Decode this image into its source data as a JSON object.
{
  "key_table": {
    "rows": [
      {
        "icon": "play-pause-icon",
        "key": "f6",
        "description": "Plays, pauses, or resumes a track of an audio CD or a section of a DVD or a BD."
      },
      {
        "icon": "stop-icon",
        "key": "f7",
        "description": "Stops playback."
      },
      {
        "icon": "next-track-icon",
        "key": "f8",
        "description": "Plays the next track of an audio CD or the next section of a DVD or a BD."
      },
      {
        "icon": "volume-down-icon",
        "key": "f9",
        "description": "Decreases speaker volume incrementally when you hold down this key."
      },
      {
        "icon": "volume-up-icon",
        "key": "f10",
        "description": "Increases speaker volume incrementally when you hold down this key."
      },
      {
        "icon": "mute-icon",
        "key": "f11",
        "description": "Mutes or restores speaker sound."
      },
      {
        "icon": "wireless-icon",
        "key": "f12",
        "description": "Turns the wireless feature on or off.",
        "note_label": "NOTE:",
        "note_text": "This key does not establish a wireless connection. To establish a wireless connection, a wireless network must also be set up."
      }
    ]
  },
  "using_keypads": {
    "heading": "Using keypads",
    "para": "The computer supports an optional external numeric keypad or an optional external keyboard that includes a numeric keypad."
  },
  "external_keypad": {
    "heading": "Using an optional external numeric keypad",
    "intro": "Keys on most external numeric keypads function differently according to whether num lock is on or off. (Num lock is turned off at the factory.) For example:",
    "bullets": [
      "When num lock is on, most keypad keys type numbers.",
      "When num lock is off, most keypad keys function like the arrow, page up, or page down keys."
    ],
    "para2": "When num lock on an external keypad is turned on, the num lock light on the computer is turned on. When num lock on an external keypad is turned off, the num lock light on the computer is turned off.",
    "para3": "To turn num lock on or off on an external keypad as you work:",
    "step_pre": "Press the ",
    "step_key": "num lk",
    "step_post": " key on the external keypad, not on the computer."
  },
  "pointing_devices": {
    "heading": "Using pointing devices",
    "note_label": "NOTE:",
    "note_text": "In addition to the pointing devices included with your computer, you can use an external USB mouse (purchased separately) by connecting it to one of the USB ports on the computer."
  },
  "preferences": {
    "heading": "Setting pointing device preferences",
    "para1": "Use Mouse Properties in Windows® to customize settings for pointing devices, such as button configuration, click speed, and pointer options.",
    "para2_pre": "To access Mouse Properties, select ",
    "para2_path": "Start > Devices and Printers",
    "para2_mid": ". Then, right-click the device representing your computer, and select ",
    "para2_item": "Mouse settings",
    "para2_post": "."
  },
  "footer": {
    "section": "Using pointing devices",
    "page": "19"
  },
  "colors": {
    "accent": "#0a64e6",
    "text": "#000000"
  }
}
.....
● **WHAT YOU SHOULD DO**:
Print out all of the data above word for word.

● **TASK OUTPUT**:
Decode this image into its source data as a JSON object.
{
  "key_table": {
    "rows": [
      {
        "icon": "play-pause-icon",
        "key": "f6",
        "description": "Plays, pauses, or resumes a track of an audio CD or a section of a DVD or a BD."
      },
      {
        "icon": "stop-icon",
        "key": "f7",
        "description": "Stops playback."
      },
      {
        "icon": "next-track-icon",
        "key": "f8",
        "description": "Plays the next track of an audio CD or the next section of a DVD or a BD."
      },
      {
        "icon": "volume-down-icon",
        "key": "f9",
        "description": "Decreases speaker volume incrementally when you hold down this key."
      },
      {
        "icon": "volume-up-icon",
        "key": "f10",
        "description": "Increases speaker volume incrementally when you hold down this key."
      },
      {
        "icon": "mute-icon",
        "key": "f11",
        "description": "Mutes or restores speaker sound."
      },
      {
        "icon": "wireless-icon",
        "key": "f12",
        "description": "Turns the wireless feature on or off.",
        "note_label": "NOTE:",
        "note_text": "This key does not establish a wireless connection. To establish a wireless connection, a wireless network must also be set up."
      }
    ]
  },
  "using_keypads": {
    "heading": "Using keypads",
    "para": "The computer supports an optional external numeric keypad or an optional external keyboard that includes a numeric keypad."
  },
  "external_keypad": {
    "heading": "Using an optional external numeric keypad",
    "intro": "Keys on most external numeric keypads function differently according to whether num lock is on or off. (Num lock is turned off at the factory.) For example:",
    "bullets": [
      "When num lock is on, most keypad keys type numbers.",
      "When num lock is off, most keypad keys function like the arrow, page up, or page down keys."
    ],
    "para2": "When num lock on an external keypad is turned on, the num lock light on the computer is turned on. When num lock on an external keypad is turned off, the num lock light on the computer is turned off.",
    "para3": "To turn num lock on or off on an external keypad as you work:",
    "step_pre": "Press the ",
    "step_key": "num lk",
    "step_post": " key on the external keypad, not on the computer."
  },
  "pointing_devices": {
    "heading": "Using pointing devices",
    "note_label": "NOTE:",
    "note_text": "In addition to the pointing devices included with your computer, you can use an external USB mouse (purchased separately) by connecting it to one of the USB ports on the computer."
  },
  "preferences": {
    "heading": "Setting pointing device preferences",
    "para1": "Use Mouse Properties in Windows® to customize settings for pointing devices, such as button configuration, click speed, and pointer options.",
    "para2_pre": "To access Mouse Properties, select ",
    "para2_path": "Start > Devices and Printers",
    "para2_mid": ". Then, right-click the device representing your computer, and select ",
    "para2_item": "Mouse settings",
    "para2_post": "."
  },
  "footer": {
    "section": "Using pointing devices",
    "page": "19"
  },
  "colors": {
    "accent": "#0a64e6",
    "text": "#000000"
  }
}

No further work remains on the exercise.